Cheema, who has studied anti-oppression and anti-racism and now trains others in these areas, says that it doesn’t bother her when people read Jagmeet’s name and then say it incorrectly, given that the pronunciation isn’t phonetic. What gets to her is the media’s mispronunciations. The lack of diversity in Canadian newsrooms—and in particular during the election campaign—is coming to light, and the fumbling of Singh’s name feels like yet another consequence. As journalists, it is our job to report the truth, and to get it right. People’s names are not exempt.

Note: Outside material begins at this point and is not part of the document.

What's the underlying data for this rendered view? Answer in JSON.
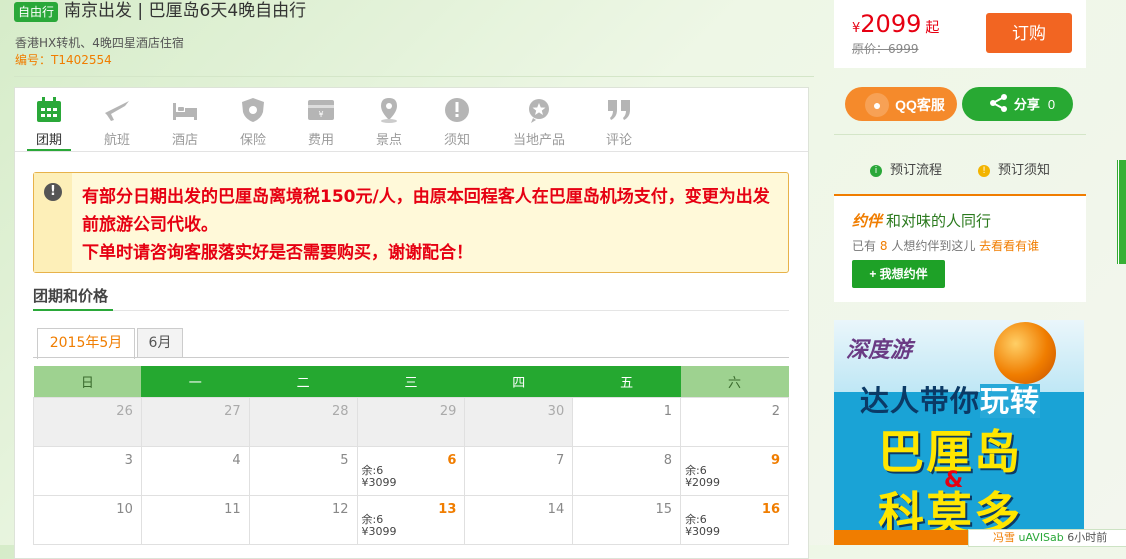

Canada prides itself in its multiculturalism, but hearing reporters refer to Singh as “JAGmeet” is yet another reminder that as the first non-white leader of a major party, Singh faces challenges that his opponents don’t.
“It’s just like me as a teacher,” says Cheema. “If I don’t spend the time learning the names of my students, it makes them feel invisible. And I’m sorry, but Jagmeet is not invisible right now, he’s hyper-visible and the amount of bull he has to put up with because of his appearance is dehumanizing. So whatever we can do to humanize him, we have to do; it’s our responsibility, especially in Canadian media.”